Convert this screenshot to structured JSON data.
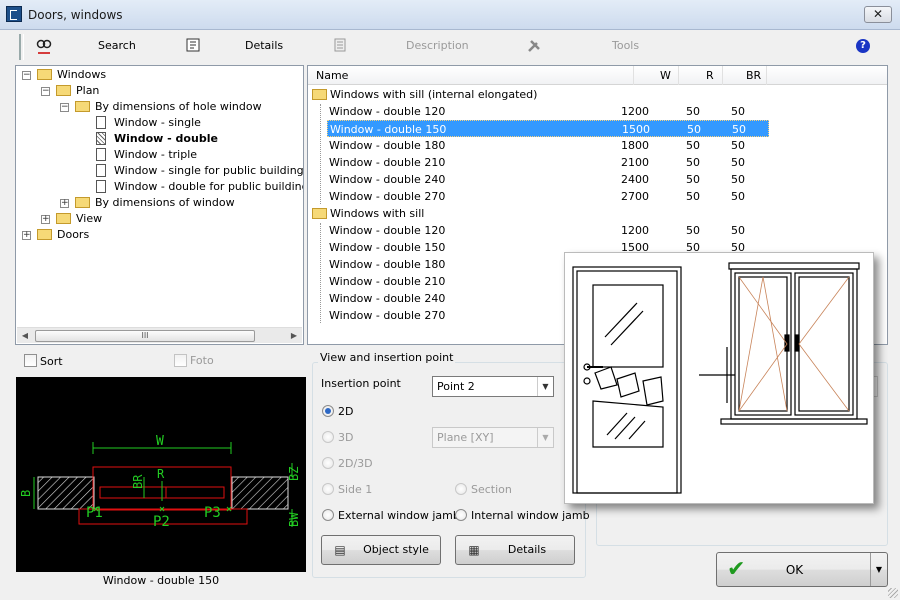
{
  "window": {
    "title": "Doors, windows",
    "close_label": "✕"
  },
  "toolbar": {
    "search": "Search",
    "details": "Details",
    "description": "Description",
    "tools": "Tools",
    "help": "?"
  },
  "tree": {
    "items": [
      {
        "label": "Windows",
        "level": 0,
        "expander": "−",
        "icon": "folder",
        "bold": false
      },
      {
        "label": "Plan",
        "level": 1,
        "expander": "−",
        "icon": "folder",
        "bold": false
      },
      {
        "label": "By dimensions of hole window",
        "level": 2,
        "expander": "−",
        "icon": "folder",
        "bold": false
      },
      {
        "label": "Window - single",
        "level": 3,
        "expander": "",
        "icon": "doc",
        "bold": false
      },
      {
        "label": "Window - double",
        "level": 3,
        "expander": "",
        "icon": "doc-selected",
        "bold": true
      },
      {
        "label": "Window - triple",
        "level": 3,
        "expander": "",
        "icon": "doc",
        "bold": false
      },
      {
        "label": "Window - single for public building const",
        "level": 3,
        "expander": "",
        "icon": "doc",
        "bold": false
      },
      {
        "label": "Window - double for public building cons",
        "level": 3,
        "expander": "",
        "icon": "doc",
        "bold": false
      },
      {
        "label": "By dimensions of window",
        "level": 2,
        "expander": "+",
        "icon": "folder",
        "bold": false
      },
      {
        "label": "View",
        "level": 1,
        "expander": "+",
        "icon": "folder",
        "bold": false
      },
      {
        "label": "Doors",
        "level": 0,
        "expander": "+",
        "icon": "folder",
        "bold": false
      }
    ],
    "scroll_thumb": "III"
  },
  "list": {
    "columns": {
      "name": "Name",
      "w": "W",
      "r": "R",
      "br": "BR"
    },
    "rows": [
      {
        "type": "group",
        "name": "Windows with sill (internal elongated)"
      },
      {
        "type": "item",
        "name": "Window - double 120",
        "w": "1200",
        "r": "50",
        "br": "50"
      },
      {
        "type": "item",
        "name": "Window - double 150",
        "w": "1500",
        "r": "50",
        "br": "50",
        "selected": true
      },
      {
        "type": "item",
        "name": "Window - double 180",
        "w": "1800",
        "r": "50",
        "br": "50"
      },
      {
        "type": "item",
        "name": "Window - double 210",
        "w": "2100",
        "r": "50",
        "br": "50"
      },
      {
        "type": "item",
        "name": "Window - double 240",
        "w": "2400",
        "r": "50",
        "br": "50"
      },
      {
        "type": "item",
        "name": "Window - double 270",
        "w": "2700",
        "r": "50",
        "br": "50"
      },
      {
        "type": "group",
        "name": "Windows with sill"
      },
      {
        "type": "item",
        "name": "Window - double 120",
        "w": "1200",
        "r": "50",
        "br": "50"
      },
      {
        "type": "item",
        "name": "Window - double 150",
        "w": "1500",
        "r": "50",
        "br": "50"
      },
      {
        "type": "item",
        "name": "Window - double 180",
        "w": "",
        "r": "",
        "br": ""
      },
      {
        "type": "item",
        "name": "Window - double 210",
        "w": "",
        "r": "",
        "br": ""
      },
      {
        "type": "item",
        "name": "Window - double 240",
        "w": "",
        "r": "",
        "br": ""
      },
      {
        "type": "item",
        "name": "Window - double 270",
        "w": "",
        "r": "",
        "br": ""
      }
    ]
  },
  "options": {
    "sort": "Sort",
    "foto": "Foto"
  },
  "preview": {
    "caption": "Window - double 150",
    "labels": {
      "w": "W",
      "r": "R",
      "br": "BR",
      "b": "B",
      "bz": "BZ",
      "bw": "BW",
      "p1": "P1",
      "p2": "P2",
      "p3": "P3"
    }
  },
  "insertion": {
    "group_title": "View and insertion point",
    "insertion_point_label": "Insertion point",
    "insertion_point_value": "Point 2",
    "plane_value": "Plane  [XY]",
    "radios": {
      "r2d": "2D",
      "r3d": "3D",
      "r2d3d": "2D/3D",
      "side1": "Side 1",
      "section": "Section",
      "ext_jamb": "External window jamb",
      "int_jamb": "Internal window jamb"
    },
    "object_style": "Object style",
    "details": "Details"
  },
  "ok": {
    "label": "OK"
  },
  "colors": {
    "selection": "#3399ff",
    "cad_green": "#22cc22",
    "cad_red": "#e01010",
    "accent": "#1d4f8a"
  }
}
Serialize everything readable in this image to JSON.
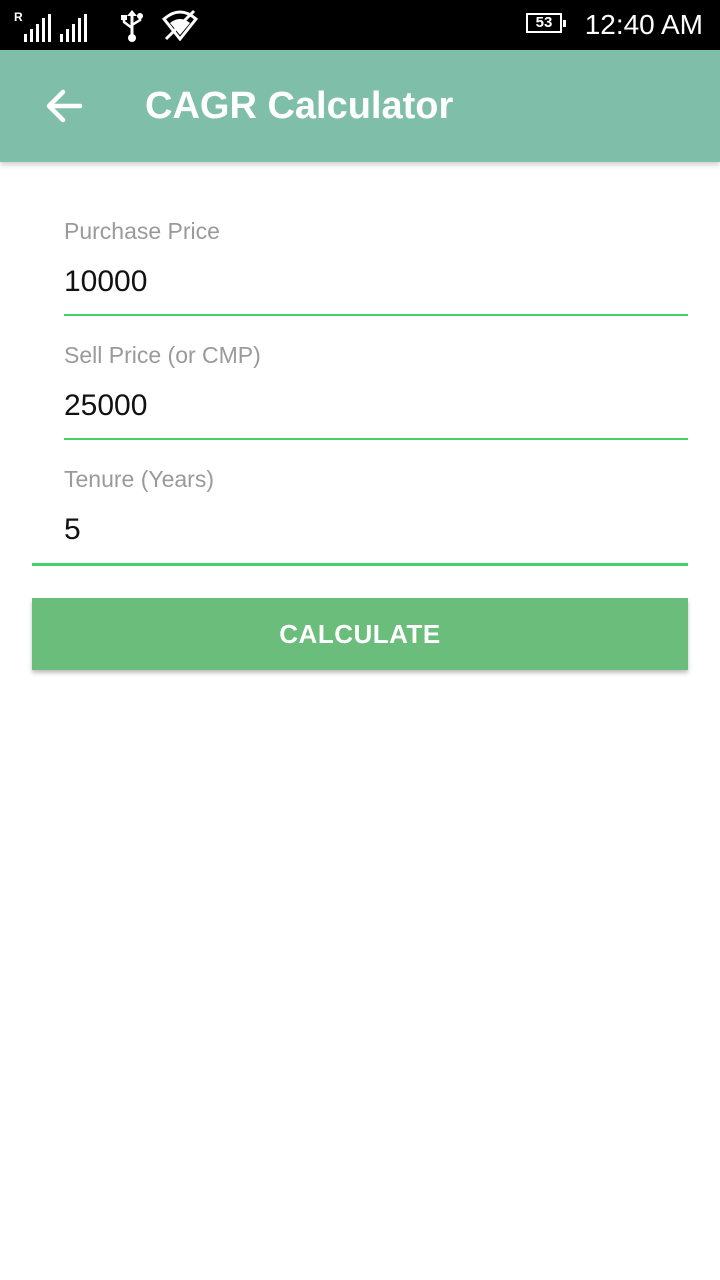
{
  "status_bar": {
    "network_letter": "R",
    "battery": "53",
    "time": "12:40 AM",
    "icons": [
      "signal-icon",
      "usb-icon",
      "wifi-off-icon",
      "battery-icon"
    ]
  },
  "app_bar": {
    "title": "CAGR Calculator",
    "back_icon": "arrow-left-icon",
    "color": "#7fbea9"
  },
  "form": {
    "purchase_price": {
      "label": "Purchase Price",
      "value": "10000"
    },
    "sell_price": {
      "label": "Sell Price (or CMP)",
      "value": "25000"
    },
    "tenure": {
      "label": "Tenure (Years)",
      "value": "5"
    },
    "accent_color": "#45d06b"
  },
  "calculate_button": {
    "label": "CALCULATE",
    "color": "#6abd7a"
  }
}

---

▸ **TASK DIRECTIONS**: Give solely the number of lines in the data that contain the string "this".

▸ **RESPONSE TO THE TASK**: 2